To establish a more comprehensive, cohesive and complementary approach to development by promoting renewable energy programmes – wind, solar, water etc. as well as, energy conservation, efficiency and security.

Outputs:

  • During the period (May – June 2016), seven (7) National Policy Dialogues across 7 countries were convened. These consultations were used to aid in the development of a regional policy paper as a main lobbying tool, and input into a proposal for a Caribbean Sustainable Energy Strategy.
  • Based on numerous consultations with the CCWG, a Policy Advocacy Paper on Sustainable Energy was compiled by Advocacy School and disseminated regionally to Caribbean Governments and other relevant Ministries, NGOs and CARICOM.

Resources

  • Meeting Reports
  • National Policy Dialogues on Sustainable Energy
  • Policy Papers
  • Caribbean Sustainable Energy Strategy Policy Proposal
  • Videos
  • CCWG Playlist
  • Photos
  • Policy Advocacy and Research Training
  • Barbados National Policy Dialogue on Sustainable Energy

CCWG (2017 – 2018)

Focus/Aims:

During this period, the CCWG carried out research and advocacy around Civil Society Participation in the SDGS.

CCWG and the Sustainable Development Goals (SDGs)

On September 25th 2015, countries across the globe adopted a set of goals to end poverty, protect the planet and ensure prosperity for all as part of a new Sustainable Development Agenda. Each goal has specific targets to be achieved over the next 15 years. It was understood that for the goals to be reached, everyone needs to do their part: governments, the private sector and civil society.

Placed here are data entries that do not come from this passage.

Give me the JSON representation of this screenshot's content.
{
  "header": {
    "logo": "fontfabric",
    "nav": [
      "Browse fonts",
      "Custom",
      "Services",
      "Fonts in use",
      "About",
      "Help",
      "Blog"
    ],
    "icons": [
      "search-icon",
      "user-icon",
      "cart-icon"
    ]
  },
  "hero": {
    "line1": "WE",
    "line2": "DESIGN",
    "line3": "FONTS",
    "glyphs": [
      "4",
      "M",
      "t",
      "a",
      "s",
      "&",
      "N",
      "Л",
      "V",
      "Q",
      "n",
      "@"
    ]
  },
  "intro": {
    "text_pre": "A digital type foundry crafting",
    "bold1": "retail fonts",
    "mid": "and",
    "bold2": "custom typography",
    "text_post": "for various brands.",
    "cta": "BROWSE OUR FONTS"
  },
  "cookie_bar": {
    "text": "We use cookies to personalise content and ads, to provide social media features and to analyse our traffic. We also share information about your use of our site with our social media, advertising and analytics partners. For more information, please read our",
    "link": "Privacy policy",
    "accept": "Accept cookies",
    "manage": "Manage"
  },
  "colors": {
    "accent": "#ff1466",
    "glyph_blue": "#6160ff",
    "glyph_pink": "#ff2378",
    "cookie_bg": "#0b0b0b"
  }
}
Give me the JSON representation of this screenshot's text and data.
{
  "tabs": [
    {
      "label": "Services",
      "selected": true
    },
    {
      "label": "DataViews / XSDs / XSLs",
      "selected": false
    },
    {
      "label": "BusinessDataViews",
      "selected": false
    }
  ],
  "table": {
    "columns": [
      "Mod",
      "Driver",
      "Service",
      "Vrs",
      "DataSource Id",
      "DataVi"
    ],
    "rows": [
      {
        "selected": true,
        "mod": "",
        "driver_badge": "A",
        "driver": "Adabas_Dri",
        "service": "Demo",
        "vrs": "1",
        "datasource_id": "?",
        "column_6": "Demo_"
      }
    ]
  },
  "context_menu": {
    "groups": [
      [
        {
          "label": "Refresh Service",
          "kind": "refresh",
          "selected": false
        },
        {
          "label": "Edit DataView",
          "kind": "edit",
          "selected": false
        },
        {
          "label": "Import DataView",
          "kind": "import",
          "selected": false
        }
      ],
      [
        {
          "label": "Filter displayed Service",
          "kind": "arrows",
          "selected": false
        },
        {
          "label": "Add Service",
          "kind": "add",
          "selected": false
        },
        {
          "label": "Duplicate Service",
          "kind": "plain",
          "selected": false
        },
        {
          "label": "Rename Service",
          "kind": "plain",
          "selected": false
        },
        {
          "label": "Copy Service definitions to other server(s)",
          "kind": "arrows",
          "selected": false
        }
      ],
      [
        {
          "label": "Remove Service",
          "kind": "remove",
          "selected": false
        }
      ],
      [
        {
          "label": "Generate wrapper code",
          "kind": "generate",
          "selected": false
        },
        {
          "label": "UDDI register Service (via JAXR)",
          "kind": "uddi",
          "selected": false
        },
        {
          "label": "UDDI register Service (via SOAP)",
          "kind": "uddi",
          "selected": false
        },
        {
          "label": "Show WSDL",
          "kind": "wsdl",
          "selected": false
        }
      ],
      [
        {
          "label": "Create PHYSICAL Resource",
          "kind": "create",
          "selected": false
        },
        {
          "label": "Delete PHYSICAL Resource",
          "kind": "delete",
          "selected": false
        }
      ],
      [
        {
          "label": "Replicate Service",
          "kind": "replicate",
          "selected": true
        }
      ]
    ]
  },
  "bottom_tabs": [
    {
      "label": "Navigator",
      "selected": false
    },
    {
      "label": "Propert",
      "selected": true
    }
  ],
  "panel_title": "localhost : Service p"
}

The bigger goal of the CCWG is to provide its members with the resources and information needed to work towards the Sustainable Development Goals (SDGs). Since its inception, the region has been working assiduously to achieve the SDGs set for the 2030 Agenda. Recognizing that the SDGs directly respond to Caribbean realities and vulnerabilities and that development goals can only be attained through partnership, the CCWG introduces a regional civil society collaboration for addressing the SDGs through exploring how targets can be met and sustained.

Resources